Regulations promoting labour market flexibility are outlined in the Labour Act of 2014. The legislative framework does not specifically target young workers. Nevertheless, young workers are primary users of the most flexible forms of employment, mostly through the Agency for Temporary Employment.
Security provisions for young employees and young job-seekers
Measures facilitating transitional employment periods or mobility between jobs are provided through the Youth Guarantee. This involves securing a quality job offer within 4 months of leaving or completing education, or entering unemployment, regardless of whether an individual is registered with CES or not.
Pre-qualification within the CES and access to lifelong career guidance centres are the primary mechanisms facilitating young people in finding employment. In addition to information on potential employment and employment programmes, these centres offer tools for self-informing and assessing competencies, educational opportunities, labour market trends, and knowledge bases. The centres also offer individual and group information sessions, presentations, and workshops.
Parental leave is the main tool for young people to balance their private and work lives. Parental leave can be used within 12 months of the first and second child’s birth and extended up to the third year for the third child.
Parents of children with developmental difficulties are offered part-time work. Outside this framework, part-time work is infrequently utilised and is contingent on the agreement between the employer and the employee.
Working from home, as a flexible form of engagement, also depends on the agreement between the employer and the employee and is utilised to a limited extent.
There are no incentives or measures for including and retaining young women in the labour market.
The funding for the employment measures comes either from either the national budget or European programmes, such as the European Social Fund. The Ministry of Labour, Pension System, Family and Social Policy is the main body responsible for administering the financing of employment measures. The CES is the primary provider through which the money is allocated to the beneficiaries of the measure.
In 2022, a total of HRK 1 188 784 810.88 was allocated for employment measures. Sources of funding were the state budget, the European Social Fund plus (ESF +), and the National Recovery and Resilience Plan.
Mechanisms and indicators used to assess the quality of employment programmes are based on the number of beneficiaries categorised by specific characteristics, including age, gender, profession, educational status, work experience, type and size of the company, etc.. Based on these categorisations, monthly and annual statistics are generated and monitored through the CES publications. If necessary, the CES adjust the conditions for implementing measures in a particular year based on their implementation.
The Council for the Youth Guarantee Implementation Plan was established to monitor the implementation of the Youth Guarantee (YG) measures. The Council adopts annual reports on the Youth Guarantee Implementation Plan, using them as a basis for providing recommendations for further implementation.

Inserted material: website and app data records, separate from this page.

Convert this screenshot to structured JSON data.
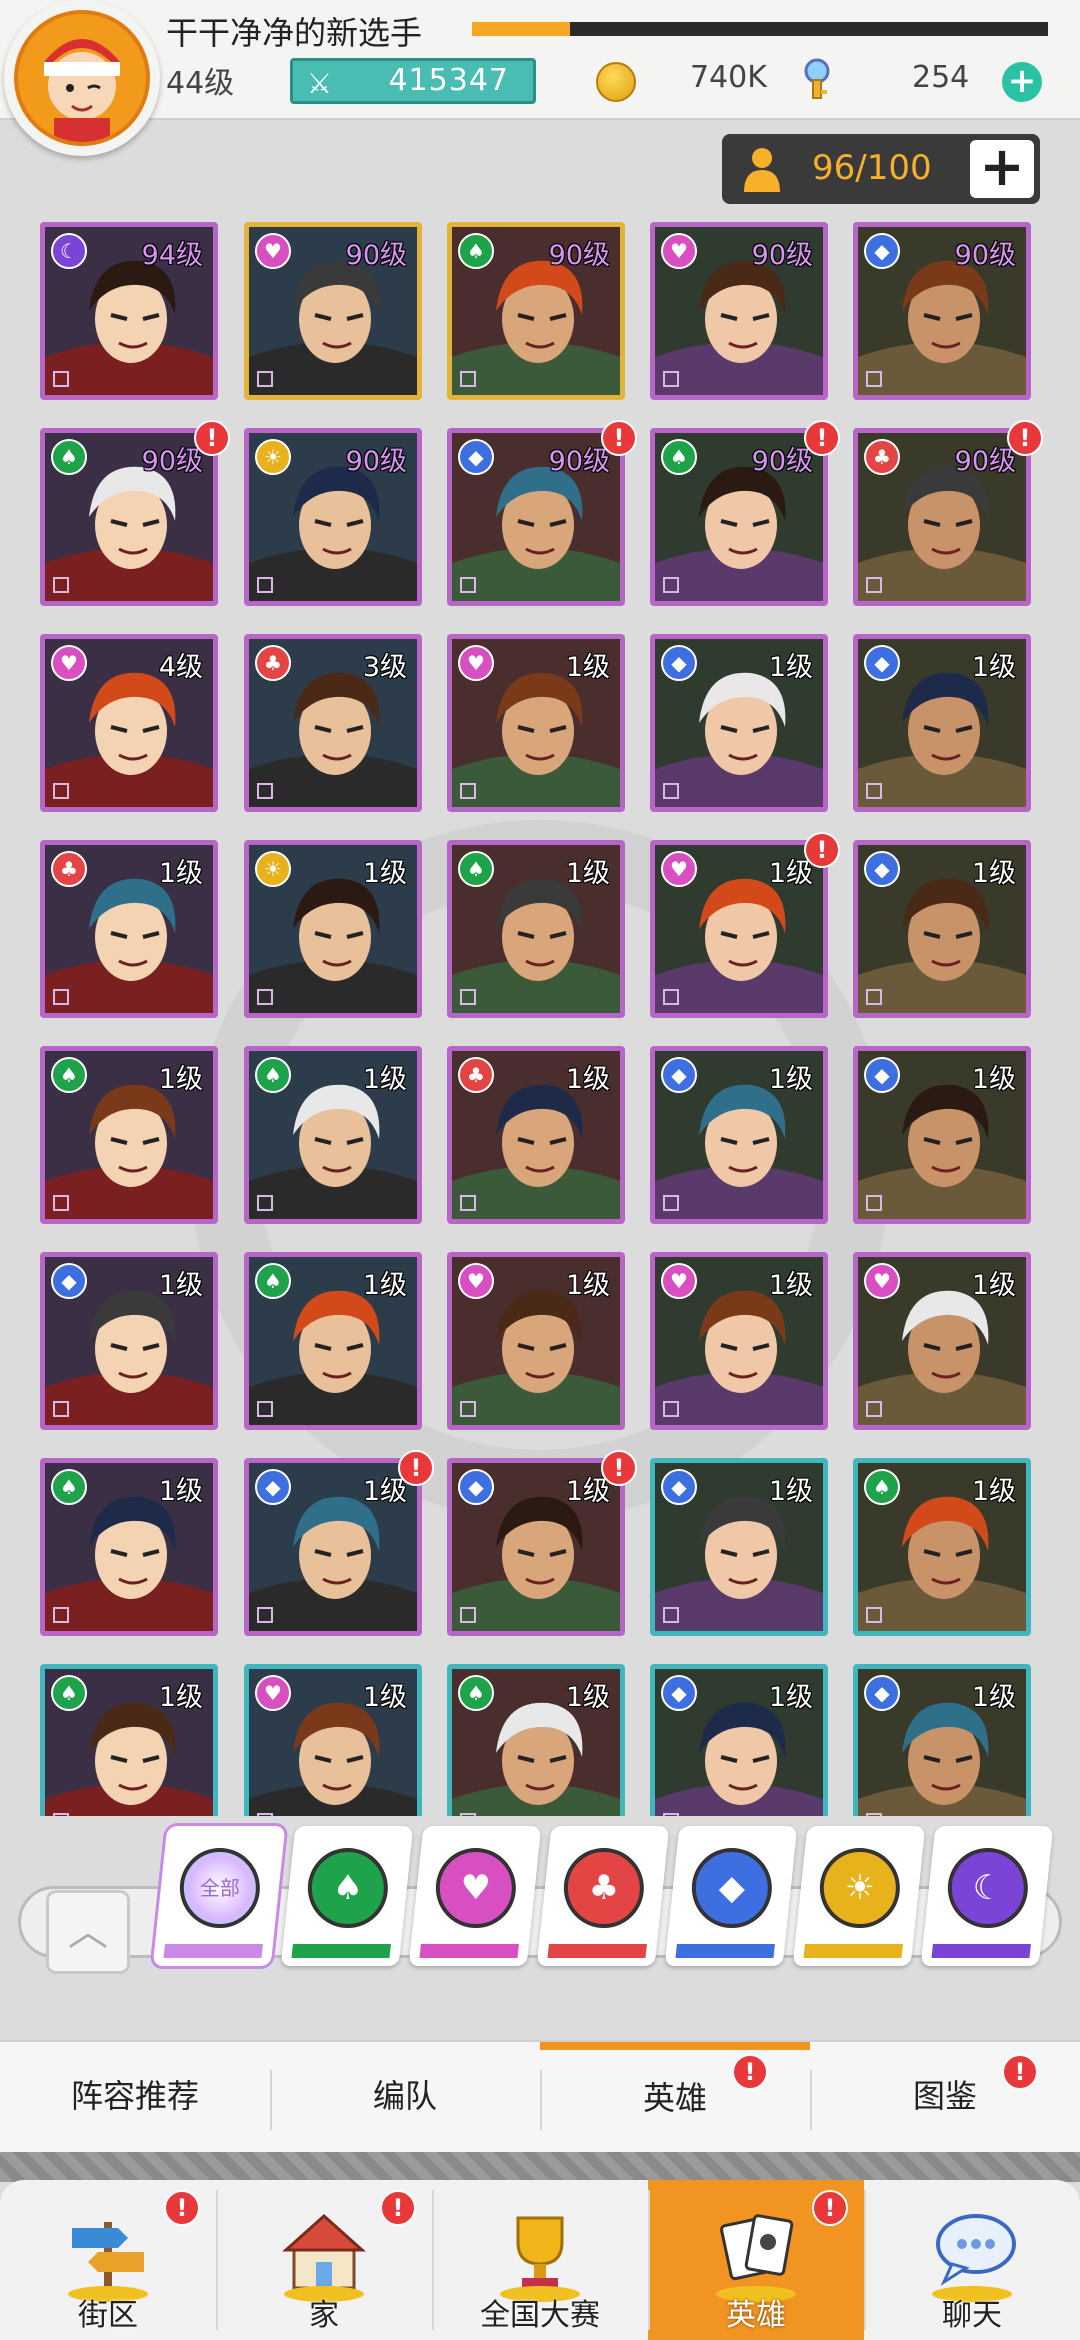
{
  "header": {
    "player_name": "干干净净的新选手",
    "level": "44级",
    "exp_percent": 17,
    "power": "415347",
    "coins": "740K",
    "gems": "254"
  },
  "capacity": {
    "text": "96/100"
  },
  "heroes": [
    {
      "level": "94级",
      "faction": "purple",
      "frame": "purple",
      "alert": false
    },
    {
      "level": "90级",
      "faction": "pink",
      "frame": "gold",
      "alert": false
    },
    {
      "level": "90级",
      "faction": "green",
      "frame": "gold",
      "alert": false
    },
    {
      "level": "90级",
      "faction": "pink",
      "frame": "purple",
      "alert": false
    },
    {
      "level": "90级",
      "faction": "blue",
      "frame": "purple",
      "alert": false
    },
    {
      "level": "90级",
      "faction": "green",
      "frame": "purple",
      "alert": true
    },
    {
      "level": "90级",
      "faction": "gold",
      "frame": "purple",
      "alert": false
    },
    {
      "level": "90级",
      "faction": "blue",
      "frame": "purple",
      "alert": true
    },
    {
      "level": "90级",
      "faction": "green",
      "frame": "purple",
      "alert": true
    },
    {
      "level": "90级",
      "faction": "red",
      "frame": "purple",
      "alert": true
    },
    {
      "level": "4级",
      "faction": "pink",
      "frame": "purple",
      "alert": false
    },
    {
      "level": "3级",
      "faction": "red",
      "frame": "purple",
      "alert": false
    },
    {
      "level": "1级",
      "faction": "pink",
      "frame": "purple",
      "alert": false
    },
    {
      "level": "1级",
      "faction": "blue",
      "frame": "purple",
      "alert": false
    },
    {
      "level": "1级",
      "faction": "blue",
      "frame": "purple",
      "alert": false
    },
    {
      "level": "1级",
      "faction": "red",
      "frame": "purple",
      "alert": false
    },
    {
      "level": "1级",
      "faction": "gold",
      "frame": "purple",
      "alert": false
    },
    {
      "level": "1级",
      "faction": "green",
      "frame": "purple",
      "alert": false
    },
    {
      "level": "1级",
      "faction": "pink",
      "frame": "purple",
      "alert": true
    },
    {
      "level": "1级",
      "faction": "blue",
      "frame": "purple",
      "alert": false
    },
    {
      "level": "1级",
      "faction": "green",
      "frame": "purple",
      "alert": false
    },
    {
      "level": "1级",
      "faction": "green",
      "frame": "purple",
      "alert": false
    },
    {
      "level": "1级",
      "faction": "red",
      "frame": "purple",
      "alert": false
    },
    {
      "level": "1级",
      "faction": "blue",
      "frame": "purple",
      "alert": false
    },
    {
      "level": "1级",
      "faction": "blue",
      "frame": "purple",
      "alert": false
    },
    {
      "level": "1级",
      "faction": "blue",
      "frame": "purple",
      "alert": false
    },
    {
      "level": "1级",
      "faction": "green",
      "frame": "purple",
      "alert": false
    },
    {
      "level": "1级",
      "faction": "pink",
      "frame": "purple",
      "alert": false
    },
    {
      "level": "1级",
      "faction": "pink",
      "frame": "purple",
      "alert": false
    },
    {
      "level": "1级",
      "faction": "pink",
      "frame": "purple",
      "alert": false
    },
    {
      "level": "1级",
      "faction": "green",
      "frame": "purple",
      "alert": false
    },
    {
      "level": "1级",
      "faction": "blue",
      "frame": "purple",
      "alert": true
    },
    {
      "level": "1级",
      "faction": "blue",
      "frame": "purple",
      "alert": true
    },
    {
      "level": "1级",
      "faction": "blue",
      "frame": "teal",
      "alert": false
    },
    {
      "level": "1级",
      "faction": "green",
      "frame": "teal",
      "alert": false
    },
    {
      "level": "1级",
      "faction": "green",
      "frame": "teal",
      "alert": false
    },
    {
      "level": "1级",
      "faction": "pink",
      "frame": "teal",
      "alert": false
    },
    {
      "level": "1级",
      "faction": "green",
      "frame": "teal",
      "alert": false
    },
    {
      "level": "1级",
      "faction": "blue",
      "frame": "teal",
      "alert": false
    },
    {
      "level": "1级",
      "faction": "blue",
      "frame": "teal",
      "alert": false
    }
  ],
  "faction_filters": [
    {
      "id": "all",
      "label": "全部",
      "color": "#c88ae6",
      "active": true
    },
    {
      "id": "green",
      "label": "",
      "color": "#1fa34a",
      "active": false
    },
    {
      "id": "pink",
      "label": "",
      "color": "#d84fc2",
      "active": false
    },
    {
      "id": "red",
      "label": "",
      "color": "#e34545",
      "active": false
    },
    {
      "id": "blue",
      "label": "",
      "color": "#3d6fe0",
      "active": false
    },
    {
      "id": "gold",
      "label": "",
      "color": "#e8b21c",
      "active": false
    },
    {
      "id": "purple",
      "label": "",
      "color": "#7a45d6",
      "active": false
    }
  ],
  "sub_tabs": [
    {
      "label": "阵容推荐",
      "active": false,
      "alert": false
    },
    {
      "label": "编队",
      "active": false,
      "alert": false
    },
    {
      "label": "英雄",
      "active": true,
      "alert": true
    },
    {
      "label": "图鉴",
      "active": false,
      "alert": true
    }
  ],
  "bottom_nav": [
    {
      "label": "街区",
      "icon": "signpost-icon",
      "active": false,
      "alert": true
    },
    {
      "label": "家",
      "icon": "house-icon",
      "active": false,
      "alert": true
    },
    {
      "label": "全国大赛",
      "icon": "trophy-icon",
      "active": false,
      "alert": false
    },
    {
      "label": "英雄",
      "icon": "cards-icon",
      "active": true,
      "alert": true
    },
    {
      "label": "聊天",
      "icon": "chat-bubble-icon",
      "active": false,
      "alert": false
    }
  ],
  "colors": {
    "accent_orange": "#f29422",
    "power_teal": "#49bdb2",
    "alert_red": "#e8383a",
    "frame_purple": "#b766c8",
    "frame_gold": "#e4b43a",
    "frame_teal": "#3fb7bd"
  }
}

There are Annual Report on the Youth Guarantee Implementation Plan.
In 2016, the CES commissioned the Institute of Public Finance to conduct an evaluation of participant, mentor, and employer experiences regarding the Occupational Training without Commencing Employment measure.